-- Exercise objective --
Every line of the records that holds the word "range" should be copied out.

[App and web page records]
━━━━

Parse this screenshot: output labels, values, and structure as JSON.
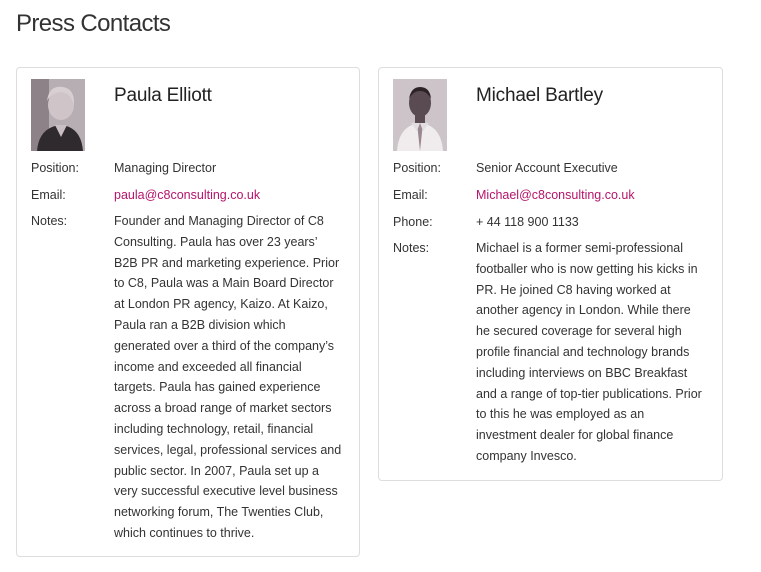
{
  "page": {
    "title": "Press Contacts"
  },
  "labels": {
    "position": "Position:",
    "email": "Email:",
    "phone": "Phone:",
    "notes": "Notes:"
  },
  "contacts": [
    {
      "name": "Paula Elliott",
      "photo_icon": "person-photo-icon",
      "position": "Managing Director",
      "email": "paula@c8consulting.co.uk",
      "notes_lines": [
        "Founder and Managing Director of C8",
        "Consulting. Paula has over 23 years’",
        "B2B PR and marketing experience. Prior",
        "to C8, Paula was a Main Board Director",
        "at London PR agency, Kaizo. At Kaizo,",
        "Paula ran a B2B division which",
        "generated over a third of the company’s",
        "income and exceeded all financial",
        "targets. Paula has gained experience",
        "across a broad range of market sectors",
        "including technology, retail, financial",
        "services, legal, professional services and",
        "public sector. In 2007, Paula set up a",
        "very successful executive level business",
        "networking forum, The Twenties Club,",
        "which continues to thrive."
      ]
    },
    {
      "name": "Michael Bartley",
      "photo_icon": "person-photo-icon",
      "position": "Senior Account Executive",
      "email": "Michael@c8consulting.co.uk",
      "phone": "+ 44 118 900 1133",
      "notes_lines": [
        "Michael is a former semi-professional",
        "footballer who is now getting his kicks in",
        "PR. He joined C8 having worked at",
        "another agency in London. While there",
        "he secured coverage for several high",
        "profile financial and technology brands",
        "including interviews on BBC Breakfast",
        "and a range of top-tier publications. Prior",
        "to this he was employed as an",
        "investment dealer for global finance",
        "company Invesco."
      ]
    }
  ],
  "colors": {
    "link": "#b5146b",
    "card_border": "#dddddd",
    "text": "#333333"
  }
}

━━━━

-- Solution --
        "across a broad range of market sectors",
        "and a range of top-tier publications. Prior",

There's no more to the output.